Crashing the Power Party: HR's 3-Step Strategy for Playing on the Leadership Team

With all the attention paid to strategic and organizational planning and process redesign, one would think that the question of how the human resources function fits into the organization would be more than an afterthought. Much too frequently, HR is left out of the central planning process. Its role is determined by others; its integration within the organization is carried out by others - while HR hangs about, nervously awaiting its fate in the new scheme of things.

Why, despite some happy exceptions, is HR not involved in defining organizational strategy? Because:

  1. HR has been increasingly fragmented into technical niches. It is not viewed, by itself or others, as a cohesive group whose member-ship includes 'big picture' decision-makers
  2. HR practitioners are too often associated with the very bureaucracy that organizations are trying to cut through, if not out
  3. Top management commonly views organization as structure and process, devoid of human dynamics.

Consequently, HR, and the people it represents, get short shrift. Incredibly, and increasingly, organizations are reengineering themselves without considering their human components. People are fit in after the fact. Empowerment aside, this de-emphasis on human resources may well turn out to be an organizational Achilles heel.

If this is to change, three things must happen:

  • Top decision-makers must recognize that organizations are human phenomena. As such, they must be designed/engineered with the direct involvement of human resource executives.
  • HR professionals must become more knowledgeable about the process of organizational transformation, within the context of business strategy and tactics.
  • HR professionals must pro actively define and shape their own function within the organization (however decentralized, outsourced or disbursed to empowered general managers).

All of this calls for creative thinking. We suggest you begin by opening your mind to all of the ways that HR can serve organizations of the future. A good way to begin is to conduct off-site brainstorming meetings, complemented by creative internal surveying - formal and informal. Be sure to involve individuals from other organizational areas.
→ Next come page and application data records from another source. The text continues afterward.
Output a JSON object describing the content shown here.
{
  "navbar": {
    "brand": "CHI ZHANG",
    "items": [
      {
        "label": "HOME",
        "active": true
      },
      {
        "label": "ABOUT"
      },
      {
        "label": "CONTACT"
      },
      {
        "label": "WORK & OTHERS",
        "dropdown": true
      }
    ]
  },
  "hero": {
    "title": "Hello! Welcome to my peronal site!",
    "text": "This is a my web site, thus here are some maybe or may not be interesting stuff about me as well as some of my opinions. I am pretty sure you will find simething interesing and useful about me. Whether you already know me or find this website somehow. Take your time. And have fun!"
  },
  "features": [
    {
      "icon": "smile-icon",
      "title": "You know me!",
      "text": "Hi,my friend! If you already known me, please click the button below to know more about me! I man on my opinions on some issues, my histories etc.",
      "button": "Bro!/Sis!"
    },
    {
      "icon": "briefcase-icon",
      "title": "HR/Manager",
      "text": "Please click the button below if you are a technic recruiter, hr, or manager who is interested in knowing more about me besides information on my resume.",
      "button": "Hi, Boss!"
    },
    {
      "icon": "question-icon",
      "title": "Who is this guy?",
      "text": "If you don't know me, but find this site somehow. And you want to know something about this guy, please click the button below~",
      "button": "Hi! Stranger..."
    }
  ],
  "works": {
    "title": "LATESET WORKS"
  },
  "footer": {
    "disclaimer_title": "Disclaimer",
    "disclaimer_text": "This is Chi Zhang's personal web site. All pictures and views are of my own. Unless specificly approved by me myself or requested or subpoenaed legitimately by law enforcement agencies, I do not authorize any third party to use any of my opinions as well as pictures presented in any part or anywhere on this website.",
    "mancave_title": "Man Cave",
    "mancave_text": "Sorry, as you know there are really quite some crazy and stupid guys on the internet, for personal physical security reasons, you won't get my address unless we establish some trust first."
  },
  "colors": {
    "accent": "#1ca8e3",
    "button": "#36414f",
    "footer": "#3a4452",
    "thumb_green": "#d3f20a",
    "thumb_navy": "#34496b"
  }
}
When you have your answers, take action. But remember: newly emerging organizational patterns are fluid. Today's answers may be tomorrow's mistakes. Continue the process of examining your role (generalist, specialist, consultant or guru) within the context of your own organization.